Wednesday, March 27, 2013

Friend of Sinners

This blog post by Jen Hatmaker moved the point where I wanted to stand up and shout, "Hallelujah!" It is a relief when someone can articulate all that's been stirring in your heart.

I grew up in the evangelical church.

I was taught that people would come to Jesus through friendship evangelism...which meant that they would see my clean living and want what I have. I can count on no hands the number of times someone approached me and asked about Jesus after observing my non-alcoholic, G-rated lifestyle.

I was taught that loving people meant, basically, that you got along with the loud-mouth in the next cubicle or you refrained from flipping off the guy who swerved into your lane without signaling. 

I was taught to stand up for righteousness. In other words, to vote Republican, call out sin, wage war against immorality in the world around me. Strangely, I've never known any attempt to keep people from sinning that resulted in someone actually being set free from sin.

I was taught that there is blessing in obedience. I was not taught, or at least not taught effectively, that often there is suffering, deep anguish, loss, and even death before the blessing, but that the blessing is far better because of it.

In my opinion, the church is ripe with disillusionment because of its focus on morality, to the detriment of everything else. We have become almost convinced that morality will save us, our families, and our country. Clearly, it will not. 

We are a people who shoot our wounded and blame the victim. There is little room to wrestle with matters of faith, to voice a dissenting view, to meld real life with dogma.

People who are hurt or confused don't need platitudes and certainly do not need blame. They need a safe place to struggle. They need to know that they are loved, above all, and that they don't even need to agree to belong. They matter and their fears, their doubts, their confusion, their sin do not make them inferior or weaker. They simply make them human.
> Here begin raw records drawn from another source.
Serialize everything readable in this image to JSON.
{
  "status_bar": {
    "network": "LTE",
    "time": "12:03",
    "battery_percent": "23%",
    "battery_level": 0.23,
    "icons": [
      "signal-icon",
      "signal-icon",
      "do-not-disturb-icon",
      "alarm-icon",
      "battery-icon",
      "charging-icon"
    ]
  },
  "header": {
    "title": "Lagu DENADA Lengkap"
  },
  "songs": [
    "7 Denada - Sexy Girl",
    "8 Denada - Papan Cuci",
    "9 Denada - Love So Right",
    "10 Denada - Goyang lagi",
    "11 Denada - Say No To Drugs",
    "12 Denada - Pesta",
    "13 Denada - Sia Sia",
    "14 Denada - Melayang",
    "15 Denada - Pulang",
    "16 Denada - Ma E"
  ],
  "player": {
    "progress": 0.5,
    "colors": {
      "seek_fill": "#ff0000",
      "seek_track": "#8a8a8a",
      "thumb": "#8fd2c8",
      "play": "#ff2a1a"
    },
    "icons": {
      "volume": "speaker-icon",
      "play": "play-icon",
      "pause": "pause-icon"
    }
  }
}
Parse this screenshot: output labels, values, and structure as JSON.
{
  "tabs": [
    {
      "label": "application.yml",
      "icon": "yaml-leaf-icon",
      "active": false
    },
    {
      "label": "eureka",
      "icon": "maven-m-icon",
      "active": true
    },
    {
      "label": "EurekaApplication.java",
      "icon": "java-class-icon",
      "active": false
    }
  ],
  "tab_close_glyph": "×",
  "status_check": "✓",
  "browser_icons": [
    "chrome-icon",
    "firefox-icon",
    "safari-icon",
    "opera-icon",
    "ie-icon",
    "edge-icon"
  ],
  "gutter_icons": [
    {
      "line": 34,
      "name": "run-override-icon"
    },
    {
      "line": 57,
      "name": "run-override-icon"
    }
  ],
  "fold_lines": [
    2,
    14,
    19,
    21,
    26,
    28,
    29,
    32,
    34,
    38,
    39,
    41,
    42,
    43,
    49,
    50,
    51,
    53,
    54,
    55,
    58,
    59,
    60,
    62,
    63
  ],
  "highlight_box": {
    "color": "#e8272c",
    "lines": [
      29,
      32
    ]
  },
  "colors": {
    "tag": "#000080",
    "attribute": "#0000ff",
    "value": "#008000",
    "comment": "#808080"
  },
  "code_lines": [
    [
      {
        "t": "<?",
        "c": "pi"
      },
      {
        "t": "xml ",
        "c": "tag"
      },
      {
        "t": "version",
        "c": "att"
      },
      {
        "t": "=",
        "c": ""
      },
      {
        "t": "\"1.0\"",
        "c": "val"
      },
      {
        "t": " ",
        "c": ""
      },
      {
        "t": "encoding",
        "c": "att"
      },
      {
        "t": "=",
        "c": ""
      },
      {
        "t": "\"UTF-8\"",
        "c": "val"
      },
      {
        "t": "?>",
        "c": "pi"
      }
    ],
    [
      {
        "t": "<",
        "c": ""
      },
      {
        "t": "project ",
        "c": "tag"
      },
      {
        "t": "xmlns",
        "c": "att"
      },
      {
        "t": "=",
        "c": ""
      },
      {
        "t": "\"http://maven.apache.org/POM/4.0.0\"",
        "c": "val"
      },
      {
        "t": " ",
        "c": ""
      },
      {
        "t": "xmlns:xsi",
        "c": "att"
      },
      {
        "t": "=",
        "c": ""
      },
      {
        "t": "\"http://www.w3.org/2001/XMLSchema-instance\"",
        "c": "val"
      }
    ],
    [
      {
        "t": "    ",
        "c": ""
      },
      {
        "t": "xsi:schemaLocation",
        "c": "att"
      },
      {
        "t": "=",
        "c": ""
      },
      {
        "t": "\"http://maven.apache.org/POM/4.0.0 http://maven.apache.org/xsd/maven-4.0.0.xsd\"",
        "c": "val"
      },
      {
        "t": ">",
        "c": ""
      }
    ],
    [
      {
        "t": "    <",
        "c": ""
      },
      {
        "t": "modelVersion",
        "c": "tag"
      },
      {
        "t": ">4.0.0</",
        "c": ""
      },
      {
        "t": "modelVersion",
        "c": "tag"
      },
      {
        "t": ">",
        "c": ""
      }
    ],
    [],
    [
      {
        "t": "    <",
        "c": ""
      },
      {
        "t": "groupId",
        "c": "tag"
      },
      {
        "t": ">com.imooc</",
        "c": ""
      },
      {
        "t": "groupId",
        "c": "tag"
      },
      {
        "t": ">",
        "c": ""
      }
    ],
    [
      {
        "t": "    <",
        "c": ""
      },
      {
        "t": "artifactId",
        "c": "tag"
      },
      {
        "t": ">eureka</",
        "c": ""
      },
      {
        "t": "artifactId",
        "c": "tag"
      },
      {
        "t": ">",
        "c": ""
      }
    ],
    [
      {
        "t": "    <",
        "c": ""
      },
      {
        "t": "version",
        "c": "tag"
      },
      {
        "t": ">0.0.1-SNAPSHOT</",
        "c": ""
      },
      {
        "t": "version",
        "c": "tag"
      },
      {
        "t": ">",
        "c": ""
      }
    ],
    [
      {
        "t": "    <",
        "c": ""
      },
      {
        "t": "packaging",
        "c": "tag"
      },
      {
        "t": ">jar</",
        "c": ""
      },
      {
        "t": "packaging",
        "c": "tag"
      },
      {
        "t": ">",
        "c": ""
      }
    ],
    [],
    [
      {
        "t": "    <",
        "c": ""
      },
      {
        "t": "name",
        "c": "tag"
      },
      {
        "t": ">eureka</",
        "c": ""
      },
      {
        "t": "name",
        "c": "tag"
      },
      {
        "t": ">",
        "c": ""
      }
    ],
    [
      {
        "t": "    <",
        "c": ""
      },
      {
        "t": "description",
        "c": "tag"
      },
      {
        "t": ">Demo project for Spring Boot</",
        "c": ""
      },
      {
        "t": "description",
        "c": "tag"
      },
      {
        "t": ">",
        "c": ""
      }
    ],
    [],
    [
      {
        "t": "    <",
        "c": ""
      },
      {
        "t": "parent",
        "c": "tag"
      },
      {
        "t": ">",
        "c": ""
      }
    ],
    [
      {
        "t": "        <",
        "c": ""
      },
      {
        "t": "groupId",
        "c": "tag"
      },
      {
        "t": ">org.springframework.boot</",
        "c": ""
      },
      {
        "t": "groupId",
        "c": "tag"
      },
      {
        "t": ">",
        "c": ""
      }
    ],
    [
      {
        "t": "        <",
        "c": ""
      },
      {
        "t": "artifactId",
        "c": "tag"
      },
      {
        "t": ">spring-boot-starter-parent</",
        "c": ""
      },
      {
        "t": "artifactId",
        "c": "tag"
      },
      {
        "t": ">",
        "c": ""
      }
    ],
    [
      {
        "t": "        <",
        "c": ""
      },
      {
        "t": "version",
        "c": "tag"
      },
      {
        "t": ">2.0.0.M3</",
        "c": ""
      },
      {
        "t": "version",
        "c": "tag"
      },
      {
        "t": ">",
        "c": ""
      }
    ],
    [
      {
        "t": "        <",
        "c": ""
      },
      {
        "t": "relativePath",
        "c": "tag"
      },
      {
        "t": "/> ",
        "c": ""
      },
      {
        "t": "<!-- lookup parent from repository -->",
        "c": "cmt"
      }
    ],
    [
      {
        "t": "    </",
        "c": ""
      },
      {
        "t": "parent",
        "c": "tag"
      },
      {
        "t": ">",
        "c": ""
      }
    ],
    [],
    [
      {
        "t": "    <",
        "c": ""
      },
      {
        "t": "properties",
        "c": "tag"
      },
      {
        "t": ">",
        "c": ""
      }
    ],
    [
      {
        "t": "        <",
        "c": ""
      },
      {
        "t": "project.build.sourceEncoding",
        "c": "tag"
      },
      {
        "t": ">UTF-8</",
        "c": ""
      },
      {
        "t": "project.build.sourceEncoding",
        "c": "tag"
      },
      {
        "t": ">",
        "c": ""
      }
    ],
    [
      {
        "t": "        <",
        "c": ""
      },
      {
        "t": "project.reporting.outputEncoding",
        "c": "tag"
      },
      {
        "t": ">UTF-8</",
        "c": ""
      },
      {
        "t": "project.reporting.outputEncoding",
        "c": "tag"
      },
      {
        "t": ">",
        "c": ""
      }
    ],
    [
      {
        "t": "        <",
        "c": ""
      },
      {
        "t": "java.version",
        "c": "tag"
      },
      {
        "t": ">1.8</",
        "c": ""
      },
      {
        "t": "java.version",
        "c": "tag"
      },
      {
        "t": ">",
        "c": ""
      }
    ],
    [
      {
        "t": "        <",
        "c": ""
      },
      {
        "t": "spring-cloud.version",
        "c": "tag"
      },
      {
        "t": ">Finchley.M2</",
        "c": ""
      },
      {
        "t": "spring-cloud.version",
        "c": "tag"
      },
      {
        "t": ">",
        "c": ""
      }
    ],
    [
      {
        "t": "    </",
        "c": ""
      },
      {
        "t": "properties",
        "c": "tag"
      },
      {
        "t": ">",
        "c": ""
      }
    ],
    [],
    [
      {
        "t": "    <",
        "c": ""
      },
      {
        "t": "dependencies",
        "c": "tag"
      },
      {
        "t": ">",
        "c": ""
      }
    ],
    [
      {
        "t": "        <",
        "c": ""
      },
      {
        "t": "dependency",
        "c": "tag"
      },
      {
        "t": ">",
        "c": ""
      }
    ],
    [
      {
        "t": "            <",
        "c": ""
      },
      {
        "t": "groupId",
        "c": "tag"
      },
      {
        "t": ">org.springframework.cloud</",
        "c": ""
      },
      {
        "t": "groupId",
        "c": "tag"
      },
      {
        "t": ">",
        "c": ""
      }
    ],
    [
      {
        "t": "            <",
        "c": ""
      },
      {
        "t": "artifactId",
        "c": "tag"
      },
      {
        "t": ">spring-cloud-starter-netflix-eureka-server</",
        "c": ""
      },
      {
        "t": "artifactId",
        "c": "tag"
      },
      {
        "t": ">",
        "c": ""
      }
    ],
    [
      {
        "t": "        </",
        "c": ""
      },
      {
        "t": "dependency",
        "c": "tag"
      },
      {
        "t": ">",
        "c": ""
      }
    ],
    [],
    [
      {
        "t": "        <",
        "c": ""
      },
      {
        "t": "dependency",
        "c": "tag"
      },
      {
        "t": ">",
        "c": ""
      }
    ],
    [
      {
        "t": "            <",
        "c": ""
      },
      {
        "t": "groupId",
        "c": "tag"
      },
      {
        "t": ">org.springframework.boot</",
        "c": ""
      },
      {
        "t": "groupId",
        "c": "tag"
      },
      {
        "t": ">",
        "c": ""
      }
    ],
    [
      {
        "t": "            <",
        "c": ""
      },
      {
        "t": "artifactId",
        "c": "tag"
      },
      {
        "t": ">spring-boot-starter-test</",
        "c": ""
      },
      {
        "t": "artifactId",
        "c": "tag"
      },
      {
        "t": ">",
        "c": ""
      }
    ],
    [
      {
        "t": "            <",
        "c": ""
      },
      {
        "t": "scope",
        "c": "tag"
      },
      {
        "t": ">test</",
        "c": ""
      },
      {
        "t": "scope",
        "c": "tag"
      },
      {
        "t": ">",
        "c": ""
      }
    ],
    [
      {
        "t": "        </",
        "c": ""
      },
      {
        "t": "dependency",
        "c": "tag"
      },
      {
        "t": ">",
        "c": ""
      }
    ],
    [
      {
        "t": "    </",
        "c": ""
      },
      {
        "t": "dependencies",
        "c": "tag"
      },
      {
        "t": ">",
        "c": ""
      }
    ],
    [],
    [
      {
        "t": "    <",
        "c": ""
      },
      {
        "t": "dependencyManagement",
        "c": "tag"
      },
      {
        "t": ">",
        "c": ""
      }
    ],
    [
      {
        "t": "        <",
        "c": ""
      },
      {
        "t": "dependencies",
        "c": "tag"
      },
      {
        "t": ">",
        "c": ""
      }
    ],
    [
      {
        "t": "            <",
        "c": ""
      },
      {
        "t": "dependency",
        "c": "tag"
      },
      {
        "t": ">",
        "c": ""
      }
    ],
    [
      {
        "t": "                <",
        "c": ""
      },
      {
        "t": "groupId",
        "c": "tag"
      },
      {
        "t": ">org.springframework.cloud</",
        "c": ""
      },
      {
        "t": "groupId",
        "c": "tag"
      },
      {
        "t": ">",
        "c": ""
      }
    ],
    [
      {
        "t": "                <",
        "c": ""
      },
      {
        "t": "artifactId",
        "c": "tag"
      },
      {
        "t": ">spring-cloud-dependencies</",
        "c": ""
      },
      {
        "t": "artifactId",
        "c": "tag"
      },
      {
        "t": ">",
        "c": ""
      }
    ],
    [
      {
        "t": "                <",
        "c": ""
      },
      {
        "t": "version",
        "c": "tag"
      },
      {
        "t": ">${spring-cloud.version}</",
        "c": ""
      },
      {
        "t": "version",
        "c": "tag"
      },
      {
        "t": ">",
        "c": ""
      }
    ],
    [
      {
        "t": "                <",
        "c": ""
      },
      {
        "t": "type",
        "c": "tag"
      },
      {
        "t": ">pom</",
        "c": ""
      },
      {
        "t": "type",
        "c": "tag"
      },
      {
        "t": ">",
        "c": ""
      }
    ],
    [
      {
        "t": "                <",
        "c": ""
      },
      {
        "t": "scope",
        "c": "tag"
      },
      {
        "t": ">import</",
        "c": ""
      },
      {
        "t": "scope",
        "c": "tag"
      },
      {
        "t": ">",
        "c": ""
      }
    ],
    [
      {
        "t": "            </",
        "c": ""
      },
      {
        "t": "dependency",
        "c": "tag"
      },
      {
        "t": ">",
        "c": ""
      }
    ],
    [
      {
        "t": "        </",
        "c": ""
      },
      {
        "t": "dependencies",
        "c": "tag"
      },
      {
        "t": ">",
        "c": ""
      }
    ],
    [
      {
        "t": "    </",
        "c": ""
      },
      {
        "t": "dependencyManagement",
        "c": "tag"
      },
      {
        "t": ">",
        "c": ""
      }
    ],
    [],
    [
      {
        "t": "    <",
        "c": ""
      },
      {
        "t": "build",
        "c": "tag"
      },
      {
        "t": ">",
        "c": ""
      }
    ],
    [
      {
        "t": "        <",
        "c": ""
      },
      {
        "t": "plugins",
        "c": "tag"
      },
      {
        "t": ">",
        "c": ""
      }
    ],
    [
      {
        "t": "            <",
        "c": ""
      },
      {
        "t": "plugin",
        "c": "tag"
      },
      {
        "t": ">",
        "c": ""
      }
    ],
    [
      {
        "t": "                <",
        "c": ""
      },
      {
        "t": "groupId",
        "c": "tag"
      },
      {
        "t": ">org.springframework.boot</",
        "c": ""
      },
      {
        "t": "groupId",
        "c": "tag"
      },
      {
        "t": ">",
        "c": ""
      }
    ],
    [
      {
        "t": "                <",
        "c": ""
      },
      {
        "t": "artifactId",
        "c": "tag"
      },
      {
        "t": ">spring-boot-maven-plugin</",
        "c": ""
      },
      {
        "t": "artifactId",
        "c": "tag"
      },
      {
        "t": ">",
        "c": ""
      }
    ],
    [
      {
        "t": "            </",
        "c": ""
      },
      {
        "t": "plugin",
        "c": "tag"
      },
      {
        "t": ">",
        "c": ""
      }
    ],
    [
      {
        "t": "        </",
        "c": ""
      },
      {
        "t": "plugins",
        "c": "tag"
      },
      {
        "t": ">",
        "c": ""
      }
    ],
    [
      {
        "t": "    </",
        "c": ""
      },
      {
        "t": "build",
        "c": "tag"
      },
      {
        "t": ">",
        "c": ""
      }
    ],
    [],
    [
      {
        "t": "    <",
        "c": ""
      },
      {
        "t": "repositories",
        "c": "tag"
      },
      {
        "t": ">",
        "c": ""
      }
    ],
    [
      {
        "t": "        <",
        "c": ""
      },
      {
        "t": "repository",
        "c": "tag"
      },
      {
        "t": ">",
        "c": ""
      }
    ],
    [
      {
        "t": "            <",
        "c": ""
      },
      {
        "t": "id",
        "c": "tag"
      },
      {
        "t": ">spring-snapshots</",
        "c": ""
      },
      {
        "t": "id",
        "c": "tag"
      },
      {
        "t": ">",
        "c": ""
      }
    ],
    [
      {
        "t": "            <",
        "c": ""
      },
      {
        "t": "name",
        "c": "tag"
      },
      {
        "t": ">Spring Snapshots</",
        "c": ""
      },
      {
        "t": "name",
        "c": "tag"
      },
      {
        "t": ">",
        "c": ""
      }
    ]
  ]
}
In my own church, I often feel that all my questioning (and sometimes dissenting) is looked on as a sign of weakness or immaturity. It is tempting to pretend that I have it all together so that I can be seen as the 43 year-old woman that's been a Christian for 39 years, the former Bible college student, the Baptist middle school graduate, the pastor's daughter, the ardent seeker of Jesus that I am, instead of the weaker sister or thorn in the side that I am perceived to be.

But, I want to be a bridge. I want to put my struggles out there in hopes that my authenticity will resonate with someone and they will find a safe place to be human, themselves.

I think the American church is missing the point. 

It's time to stop focusing on ourselves and how "good" we can be. It's time we got off our moral high horse and got our hands dirty. It's time we started loving people because that's just who we are, and not because we want to change them or score another notch on our salvation belt.

It's time to live like Jesus. 

He is worthy of so much more than our watered down version of His gospel. He is Emmanuel. God with us...with us in our suffering, with us in our doubts, with us in our need, with us in our struggling. He is not watching from afar, waiting for us to screw up or needing us to please Him with our own efforts at holiness. 

He is here.

He is with us now...wanting to show hope through our hearts, wanting to shine light through our eyes, wanting to meet needs through our hands, wanting to share love through our lives.

He is a friend of sinners. Let's start there.


  1. What does that look like, in your eyes? What does it mean to live like Jesus?

    1. When I read the gospels, what strikes me most about Jesus is his ability to be interrupted with complete grace. I want to be so open to the will of the Father that the needs of others supersede my own agenda...that I see the needs in those around me & that I willingly pour out my life to meet those needs. I want to love the unloved. I want to speak the truth. I want to be so convinced of his love for me that I don't hesitate to share that love with others, no matter how far outside my comfort zone He takes me. What does it look like to you?

    2. Hmm, I'm not certain that I know. I am very good at loving on the hurting, whether "churched" or not but I also live a lot of my life in the little church bubble.
      We (the churched, a gross generalization, I know) often go on a little mission trip, help, and then resume our daily lives, usually as if nothing inside us has been changed- or only changed for a brief time.
      How do we incorporate living for Jesus into our daily lives? This is something that I struggle with often. How does my life look different every day than that of someone who does not know Jesus as Lord and Saviour?
      It just seems to me that so many times this is talked about within our churches and then most continue their lives with practical atheism.

    3. Practical atheism. So true. Practically speaking, I struggle with what it looks like, too. But, we are jumping in! We started with supporting others' special needs adoptions. Then, we adopted a son with Down syndrome. This week, we're assembling Easter bags to give to the homeless downtown. (Because everyone deserves a Cadbury egg for Easter!) This summer, I will make the effort to not just tolerate, but welcome the annoying neighbor girl from down the street whose mother is an absentee addict. (effort, indeed!) I am certain that we'll do a lot of dumb, misguided things, but we're praying about it a lot and asking Him to show us need, to see people with His eyes, to break our hearts with what breaks His.